We start off with a game that is very much a surprise for being a quality platformer. Not only in a 3D sense, where we don't see a lot of games delve into this dimension as of late, but also in a 2D sense. It's New Super Lucky's Tale, a game that was originally an Oculus Rift exclusive turned Xbox exclusive turned Nintendo Switch exclusive, each time gaining new features a new word to the game's title. While far from perfect and adding a little too much variety to distract from the solid enough platforming hijinks, New Super Lucky's Tale wowed me with its charm, its personality, and its clever design.

4) Yooka-Laylee and the Impossible Lair (PS4, XB1, NSW, PC)

We move from a mostly 3D platformer to a wholly 2D one with Yooka-Laylee and the Impossible Lair. Despite enjoying the original Yooka-Laylee, which was modeled after Banjo-Kazooie and its ilk, I didn't quite expect to love Yooka-Laylee and the Impossible Lair as much as I did. From the creative level designs, to the extremely ingenious 3D overworld and the means to alter levels, to the titular Impossible Lair, which demands platforming perfection to pass, Yooka and Laylee's second go of it was a phenomenal game, making it one of my favorites of the year. Truly unexpected, but perhaps that's on me for doubting the tremendous talent behind some of my favorite games of all time from various ex-Rare staffers!

3) Crash Team Racing: Nitro-Fueled (PS4, XB1, NSW)

File this one like the other games thus far on this countdown of the Top Five Biggest Surprises of 2019 as a game that I didn't know I'd like as much as I did. While I knew of the original Crash Team Racing's quality, as I played the game back on the PS1, I did not expect how much of a masterful recreation and remake its Nitro-Fueled reincarnation would be. Packed with content in the form of characters, tracks, karts, and cosmetics, Crash Team Racing: Nitro-Fueled keeps me playing to this day, and we're talking about a title released this past June. This is thanks to the Grand Prix mode and by virtue being a game that keeps on giving, but it's also because it's a game that one constantly improves at. You WANT to get better at the game because the game rewards you for doing so. Crash Team Racing: Nitro-Fueled delivered so much unexpected joy from me this year, putting it a firm middle position on this countdown.

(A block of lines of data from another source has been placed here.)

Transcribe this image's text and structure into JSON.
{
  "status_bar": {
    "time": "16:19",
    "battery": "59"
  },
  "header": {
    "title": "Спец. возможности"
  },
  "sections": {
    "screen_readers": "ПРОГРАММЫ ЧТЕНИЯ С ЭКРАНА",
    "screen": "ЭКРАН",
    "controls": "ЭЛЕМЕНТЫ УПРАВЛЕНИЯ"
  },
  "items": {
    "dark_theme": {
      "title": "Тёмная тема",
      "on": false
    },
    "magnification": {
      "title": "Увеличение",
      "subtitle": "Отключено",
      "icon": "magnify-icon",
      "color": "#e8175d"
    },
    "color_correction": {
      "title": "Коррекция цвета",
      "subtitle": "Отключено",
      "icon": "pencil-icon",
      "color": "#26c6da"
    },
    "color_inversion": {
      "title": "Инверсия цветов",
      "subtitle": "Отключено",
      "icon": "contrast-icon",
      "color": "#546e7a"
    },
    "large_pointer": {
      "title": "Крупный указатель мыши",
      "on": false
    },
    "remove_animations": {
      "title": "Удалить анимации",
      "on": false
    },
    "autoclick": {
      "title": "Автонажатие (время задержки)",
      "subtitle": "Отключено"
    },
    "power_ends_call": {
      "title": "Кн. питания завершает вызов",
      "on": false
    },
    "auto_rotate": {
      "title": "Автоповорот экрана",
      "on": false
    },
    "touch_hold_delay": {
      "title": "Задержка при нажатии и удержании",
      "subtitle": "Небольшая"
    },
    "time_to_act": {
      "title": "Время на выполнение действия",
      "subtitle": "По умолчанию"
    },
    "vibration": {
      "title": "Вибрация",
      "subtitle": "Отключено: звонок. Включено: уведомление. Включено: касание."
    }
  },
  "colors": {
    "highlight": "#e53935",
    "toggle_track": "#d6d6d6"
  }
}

2) Ring Fit Adventure (NSW)

Now, we're going to talk about games that came from out of nowhere and surprised with their high quality. When one thinks of fitness games, they think of quote/unquote "non-games", but Nintendo pulled no punches with Ring Fit Adventure, a complete fitness RPG. The Pilates ring that comes with the game is the piece de resistance of Ring Fit Adventure (literally, too, in a way with its resistance training), allowing players to perform unique and legitimate exercise maneuvers to not only defeat enemies and venture the game world, but also to get a real workout in. Set the difficulty level of your workout and challenge of the game, and pick your set of exercise moves into battle, serving as your attacks. Ring Fit Adventure isn't just a surprise of how creative and innovative it is a game, but how excellent it is as a full-fledged workout!

1) Untitled Goose Game (NSW, PS4, XB1, PC)

HONK! Sneaking up on the gaming conversation and taking full control of it was Untitled Goose Game, whose name serves as a prime example of just how eccentric and off-the-wall the game truly is from developer House House. Meandering about levels causing mischief as a goose is a simple enough elevator pitch to convey--wacky, no doubt, but seeing the game in action and witnessing how the stealth gameplay and hilarious absurdity of it all work in tandem together really sells the game. Untitled Goose Game is a big surprise not only for being a sensational game, but also a big surprise for how it unexpectedly commandeered so much attention from the gaming world this past year in a viral way. ...HONK!